Baby steps to diet
Online course teaches nutrition
NEW parents have the chance to graduate top of the class in weaning, spoonfeeding and charming fussy eaters.
A free online “speed university course” is teaching evidence-based research about feeding and infant nutrition for a child’s first year of life.
About 15,000 parents, grandparents and health workers from 145 countries have signed up for the two-week Massive Open Online Course, created by Deakin University.
Course creator Professor Karen Campbell, from Deakin’s Institute for Physical Activity and Nutrition, said there was often confusion among new parents and carers about how to access high-quality, reliable and unbiased guidance on infant feeding.
“The first 1000 days are considered to be vitally important in terms of setting the trajectory for children’s health and development.

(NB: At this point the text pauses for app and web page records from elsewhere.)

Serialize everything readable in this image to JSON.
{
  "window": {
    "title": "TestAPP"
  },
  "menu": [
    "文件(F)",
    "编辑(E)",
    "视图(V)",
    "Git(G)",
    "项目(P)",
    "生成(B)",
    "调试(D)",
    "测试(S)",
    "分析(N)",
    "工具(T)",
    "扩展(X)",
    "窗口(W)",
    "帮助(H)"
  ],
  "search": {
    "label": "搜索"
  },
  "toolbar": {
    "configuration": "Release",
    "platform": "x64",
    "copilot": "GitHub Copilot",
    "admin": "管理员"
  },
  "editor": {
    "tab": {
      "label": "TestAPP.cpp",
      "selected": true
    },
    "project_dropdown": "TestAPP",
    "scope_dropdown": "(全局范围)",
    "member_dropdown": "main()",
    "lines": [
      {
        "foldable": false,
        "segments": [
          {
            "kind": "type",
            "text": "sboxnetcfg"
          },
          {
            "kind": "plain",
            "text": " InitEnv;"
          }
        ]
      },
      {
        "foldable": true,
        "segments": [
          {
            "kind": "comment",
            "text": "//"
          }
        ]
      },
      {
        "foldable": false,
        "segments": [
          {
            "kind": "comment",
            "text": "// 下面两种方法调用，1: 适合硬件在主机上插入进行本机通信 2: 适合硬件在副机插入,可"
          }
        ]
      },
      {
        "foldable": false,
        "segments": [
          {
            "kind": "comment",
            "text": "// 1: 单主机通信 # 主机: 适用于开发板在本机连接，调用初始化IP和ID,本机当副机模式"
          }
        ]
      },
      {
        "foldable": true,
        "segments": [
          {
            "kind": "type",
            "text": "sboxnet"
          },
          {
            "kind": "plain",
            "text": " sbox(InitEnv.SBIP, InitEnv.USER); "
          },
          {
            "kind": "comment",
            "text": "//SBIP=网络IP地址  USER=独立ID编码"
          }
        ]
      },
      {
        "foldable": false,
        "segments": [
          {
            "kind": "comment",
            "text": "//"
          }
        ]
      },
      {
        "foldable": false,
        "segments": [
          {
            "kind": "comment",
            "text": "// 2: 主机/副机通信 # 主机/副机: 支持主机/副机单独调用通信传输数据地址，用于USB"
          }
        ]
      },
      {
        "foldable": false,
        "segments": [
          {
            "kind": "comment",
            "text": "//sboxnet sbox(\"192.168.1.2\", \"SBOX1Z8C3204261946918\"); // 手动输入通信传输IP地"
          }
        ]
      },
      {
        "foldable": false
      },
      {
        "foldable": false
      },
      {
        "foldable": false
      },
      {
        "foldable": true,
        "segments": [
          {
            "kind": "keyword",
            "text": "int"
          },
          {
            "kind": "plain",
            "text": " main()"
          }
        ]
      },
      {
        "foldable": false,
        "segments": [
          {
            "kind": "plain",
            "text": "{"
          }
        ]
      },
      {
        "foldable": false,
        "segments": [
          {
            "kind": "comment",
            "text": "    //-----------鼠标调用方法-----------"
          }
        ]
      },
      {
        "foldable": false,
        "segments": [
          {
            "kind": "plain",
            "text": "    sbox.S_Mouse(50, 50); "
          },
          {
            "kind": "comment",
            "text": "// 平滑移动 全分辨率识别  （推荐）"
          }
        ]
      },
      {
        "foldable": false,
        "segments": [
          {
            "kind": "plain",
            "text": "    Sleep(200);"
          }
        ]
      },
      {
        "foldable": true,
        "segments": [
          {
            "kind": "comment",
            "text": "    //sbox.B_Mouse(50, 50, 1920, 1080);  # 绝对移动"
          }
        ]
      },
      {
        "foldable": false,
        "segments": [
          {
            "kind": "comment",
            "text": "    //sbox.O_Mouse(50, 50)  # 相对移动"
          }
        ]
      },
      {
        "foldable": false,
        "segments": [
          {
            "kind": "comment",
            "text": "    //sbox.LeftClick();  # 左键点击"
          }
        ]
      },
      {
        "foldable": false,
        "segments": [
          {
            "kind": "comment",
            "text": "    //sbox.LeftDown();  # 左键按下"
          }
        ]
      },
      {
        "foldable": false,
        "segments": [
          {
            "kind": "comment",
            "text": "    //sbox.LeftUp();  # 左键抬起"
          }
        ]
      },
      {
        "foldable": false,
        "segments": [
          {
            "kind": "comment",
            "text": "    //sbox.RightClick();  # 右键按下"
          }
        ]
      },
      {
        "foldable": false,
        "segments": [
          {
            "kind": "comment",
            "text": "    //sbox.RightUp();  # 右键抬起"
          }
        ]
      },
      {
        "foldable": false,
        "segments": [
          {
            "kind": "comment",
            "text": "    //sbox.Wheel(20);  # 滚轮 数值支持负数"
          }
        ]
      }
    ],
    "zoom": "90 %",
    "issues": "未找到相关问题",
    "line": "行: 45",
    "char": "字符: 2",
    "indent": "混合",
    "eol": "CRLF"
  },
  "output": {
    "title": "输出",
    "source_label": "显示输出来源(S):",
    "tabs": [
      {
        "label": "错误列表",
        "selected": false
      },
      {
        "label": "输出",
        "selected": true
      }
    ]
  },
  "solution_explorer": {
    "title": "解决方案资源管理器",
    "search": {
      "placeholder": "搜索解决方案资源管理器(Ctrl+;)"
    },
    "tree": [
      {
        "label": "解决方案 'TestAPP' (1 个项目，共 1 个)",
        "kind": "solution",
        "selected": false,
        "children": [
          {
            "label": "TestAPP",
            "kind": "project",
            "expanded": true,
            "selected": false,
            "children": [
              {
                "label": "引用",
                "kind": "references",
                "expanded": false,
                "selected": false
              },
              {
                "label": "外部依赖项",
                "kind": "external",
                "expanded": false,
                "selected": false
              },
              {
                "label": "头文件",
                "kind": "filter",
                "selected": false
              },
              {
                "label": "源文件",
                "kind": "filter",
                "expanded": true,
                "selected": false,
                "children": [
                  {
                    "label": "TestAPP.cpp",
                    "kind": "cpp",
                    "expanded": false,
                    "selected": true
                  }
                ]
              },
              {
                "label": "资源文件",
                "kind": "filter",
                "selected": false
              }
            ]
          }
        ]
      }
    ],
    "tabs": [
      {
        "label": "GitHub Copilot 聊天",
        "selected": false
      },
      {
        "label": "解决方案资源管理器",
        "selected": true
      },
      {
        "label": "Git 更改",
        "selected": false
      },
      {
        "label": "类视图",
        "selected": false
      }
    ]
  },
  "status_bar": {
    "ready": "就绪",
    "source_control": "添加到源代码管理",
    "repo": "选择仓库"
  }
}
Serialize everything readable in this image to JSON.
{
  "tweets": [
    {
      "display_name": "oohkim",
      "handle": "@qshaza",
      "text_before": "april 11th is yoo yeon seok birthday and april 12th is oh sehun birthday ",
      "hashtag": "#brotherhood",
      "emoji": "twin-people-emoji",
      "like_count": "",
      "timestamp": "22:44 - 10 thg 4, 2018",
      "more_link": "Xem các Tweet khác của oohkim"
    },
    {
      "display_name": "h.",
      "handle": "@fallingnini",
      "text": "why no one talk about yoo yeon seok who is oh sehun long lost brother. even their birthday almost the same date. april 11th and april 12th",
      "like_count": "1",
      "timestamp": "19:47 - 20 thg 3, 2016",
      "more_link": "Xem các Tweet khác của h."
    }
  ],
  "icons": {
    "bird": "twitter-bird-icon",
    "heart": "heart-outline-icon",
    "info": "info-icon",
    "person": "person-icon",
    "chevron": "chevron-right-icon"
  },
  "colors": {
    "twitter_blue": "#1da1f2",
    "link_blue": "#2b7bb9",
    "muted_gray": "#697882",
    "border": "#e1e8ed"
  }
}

Diet is a really big part of that,” Prof Campbell said. “If you can help a woman learn to enjoy a healthier diet during pregnancy, it has benefits for her, it probably has benefits for her partner and her children in setting them up to eat healthily for the rest of their lives.”
In six hours over two weeks, participants will learn theory and practical advice from tertiary nutrition experts.
Ariana Clee’s four-monthold son, Logan, is already showing he is keen to get started on solids; putting his hands to his mouth when watching his parents eat, and grabbing for food. The first-time mum said it had been a challenge to find resources on infant feeding she trusted.
“I’m a bit dubious about what’s on the internet most of the time. I want to make sure the resources I’m reading are legit and are backed by science,” Ms Clee said. “There are a lot of resources now about baby-led weaning compared to the spoonfed weaning that my generation grew up on.”
The current course is still open, with the next session to start in November.
Ariana Clee and her son, Logan, 4 months, who is about to start eating solids.